LOCATION: on the bus
AMPM: am

Commuter code: Day wun dun

I think I am onto something here. I will be taking the train 3 days a week, the commute is 40ish minutes each direction. Since there are two cycling legs in each direction, and the last leg is uphill and I’m carrying full panniers, I end up home and exhausted. If I get the laptop out on the train and work on only that project, that’s 80 minutes of work done. The train carriage has tables, and since I go against traffic, I get one to myself.

I’m having an “Ima jeenyis” moment: if I do nothing else—nothing—but come home so tired that I zone out and sleep, I got 80 minutes in. Granted, it’s not earth shattering code, but it’s required planning, problem-solving, and enough coding to make me happy. It is also a set time. No “Just one more …”. If I do that, I miss my stops. Another bonus for me is that before and after the train leg are cycling legs, when I can’t do anything but think, dream, and avoid motorized cages.

I hope as my body gets used to the new plan (What in slacker hell am I doing up at 5 and out on my bicycle at 6? And why does my bike suddenly weigh 25 tons?), I’ll be more productive at home IN ADDITION TO what I have done on the train. Right now I am spending some of my home-code time whining about my quads.

As I put 100 Days of Code to rest as I readjust my daily goals, this will keep me accountable for at least 3/7 days.

Train tanty & commuter coding

First, the tanty:

I’m earning a little coin doing some part-time work far away. Not quite in a galaxy, but damn near close to being one. To get there, I could drive. I have. It works. If I leave at 6am, I get there at 6:30 and workout, shower, and relax before I start working. The traffic is minimal and while it’s three times the distance from my house to Austin’s CBD, it takes less time to commute to this almost-galaxy at 6a than to the CBD at 8. But no matter how early I get up and how fast the commute is, it’s still driving. I’m also coming home in school traffic. I get nothing done. Who does? Who on earth gets anything done while driving? Oh yeah, the phone users. Let’s not start a rant about them.

I’ve sussed it out. I used to live in a city with a decent rail system (yo, Brisbane!), and have had to get used to Austin thinking it’s a city but having only one train.

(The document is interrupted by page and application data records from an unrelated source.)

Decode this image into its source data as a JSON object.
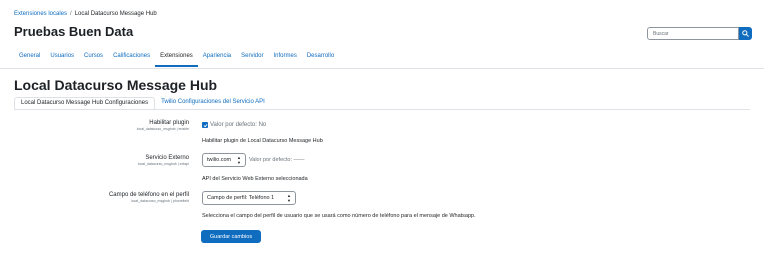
{
  "breadcrumb": {
    "items": [
      "Extensiones locales",
      "Local Datacurso Message Hub"
    ],
    "separator": "/"
  },
  "site_title": "Pruebas Buen Data",
  "search": {
    "placeholder": "Buscar",
    "icon": "search-icon"
  },
  "nav": {
    "items": [
      "General",
      "Usuarios",
      "Cursos",
      "Calificaciones",
      "Extensiones",
      "Apariencia",
      "Servidor",
      "Informes",
      "Desarrollo"
    ],
    "active": "Extensiones"
  },
  "page_heading": "Local Datacurso Message Hub",
  "tabs": [
    "Local Datacurso Message Hub Configuraciones",
    "Twilio Configuraciones del Servicio API"
  ],
  "settings": {
    "enable": {
      "label": "Habilitar plugin",
      "key": "local_datacurso_msghub | enable",
      "checked": true,
      "default_note": "Valor por defecto: No",
      "description": "Habilitar plugin de Local Datacurso Message Hub"
    },
    "service": {
      "label": "Servicio Externo",
      "key": "local_datacurso_msghub | extapi",
      "value": "twilio.com",
      "default_note": "Valor por defecto: ——",
      "description": "API del Servicio Web Externo seleccionada"
    },
    "phone": {
      "label": "Campo de teléfono en el perfil",
      "key": "local_datacurso_msghub | phonefield",
      "value": "Campo de perfil: Teléfono 1",
      "description": "Selecciona el campo del perfil de usuario que se usará como número de teléfono para el mensaje de Whatsapp."
    }
  },
  "save_label": "Guardar cambios",
  "colors": {
    "accent": "#0f6cbf",
    "text": "#1d2125",
    "muted": "#6a737b",
    "border": "#dee2e6"
  }
}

ONE! Two cars and running hourly on one route. I wouldn’t call this a rail system. I’d call it a functional amusement park. Austin, darling, you’re hardly weird by not embracing rail. Your hippies, hipsters, and pseudo “weirdos” are in cars (often solo) and clogging up your roads. It’s not Californians’ fault. We are backwards thanks to decisions made by people born and raised here. But go on blaming California. It’s more a sign that you’re bad at math.

Now the coding:

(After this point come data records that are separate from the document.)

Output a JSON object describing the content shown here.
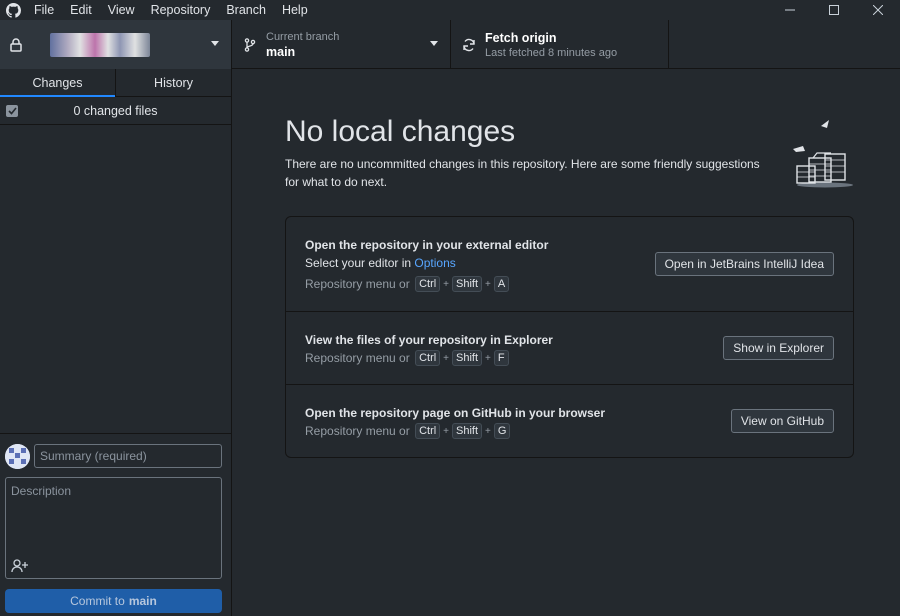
{
  "menu": {
    "items": [
      "File",
      "Edit",
      "View",
      "Repository",
      "Branch",
      "Help"
    ]
  },
  "toolbar": {
    "branch_label": "Current branch",
    "branch_value": "main",
    "fetch_label": "Fetch origin",
    "fetch_status": "Last fetched 8 minutes ago"
  },
  "sidebar": {
    "tabs": [
      "Changes",
      "History"
    ],
    "changed_files": "0 changed files"
  },
  "commit": {
    "summary_placeholder": "Summary (required)",
    "description_placeholder": "Description",
    "button_prefix": "Commit to",
    "button_branch": "main"
  },
  "main": {
    "title": "No local changes",
    "subtitle": "There are no uncommitted changes in this repository. Here are some friendly suggestions for what to do next.",
    "suggestions": [
      {
        "title": "Open the repository in your external editor",
        "desc_prefix": "Select your editor in",
        "desc_link": "Options",
        "shortcut_prefix": "Repository menu or",
        "keys": [
          "Ctrl",
          "Shift",
          "A"
        ],
        "button": "Open in JetBrains IntelliJ Idea"
      },
      {
        "title": "View the files of your repository in Explorer",
        "shortcut_prefix": "Repository menu or",
        "keys": [
          "Ctrl",
          "Shift",
          "F"
        ],
        "button": "Show in Explorer"
      },
      {
        "title": "Open the repository page on GitHub in your browser",
        "shortcut_prefix": "Repository menu or",
        "keys": [
          "Ctrl",
          "Shift",
          "G"
        ],
        "button": "View on GitHub"
      }
    ]
  },
  "icons": {
    "app": "github-icon",
    "lock": "lock-icon",
    "branch": "git-branch-icon",
    "fetch": "sync-icon",
    "coauthor": "person-add-icon"
  },
  "colors": {
    "accent": "#2188ff",
    "link": "#58a6ff",
    "commit_button": "#1f5ea8",
    "background": "#24292e"
  }
}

Now, to get to work, I cycle 30 minutes, take the train for another 30, then cycle 15 more. Coming home it’s slower due to the time of day and a serious uphill commute. I have 30 minutes in there to open up the laptop and tap tap tap. I could work on existing code and projects, but since my desk is my lap, and I have no space to write AND I have no give on the time I can unpack and pack, I thought the best thing for me to do is either read about coding, data science, and how-tos, blog about them, or do easy mini projects to keep my mind occupied on the train.

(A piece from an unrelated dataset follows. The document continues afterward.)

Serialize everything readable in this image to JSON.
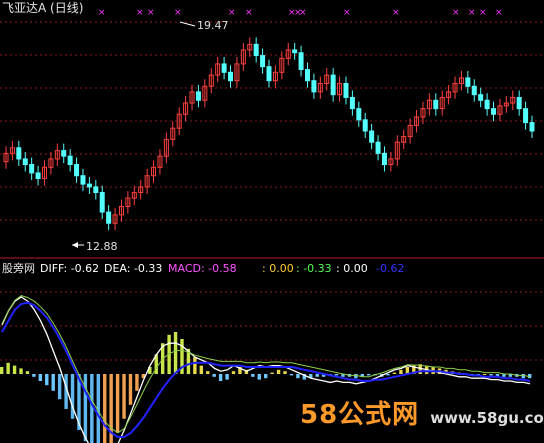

I initialised a repo on GitHub just for this. I have no general plan other than to commit whatever I’ve done. I may start and delete. I may copy something from one project over and take it back. I may just have little bitty things or one larger thing built in itty bitty steps. I think of this repo and 30 minutes (x2) as my version of train sudoku or crossword puzzles. It’s less about the final code than it is just to code. Anything.

I think my only rule will be to work on JavaScript (nilla or jQuery) bits that I can add Sketch App work to in order to balance the logic with the creativity.

And now I have spent this first chunk on a blog post that starts with a tanty ranty. Ah. Venting Tssssss. All good. My boat; my rules.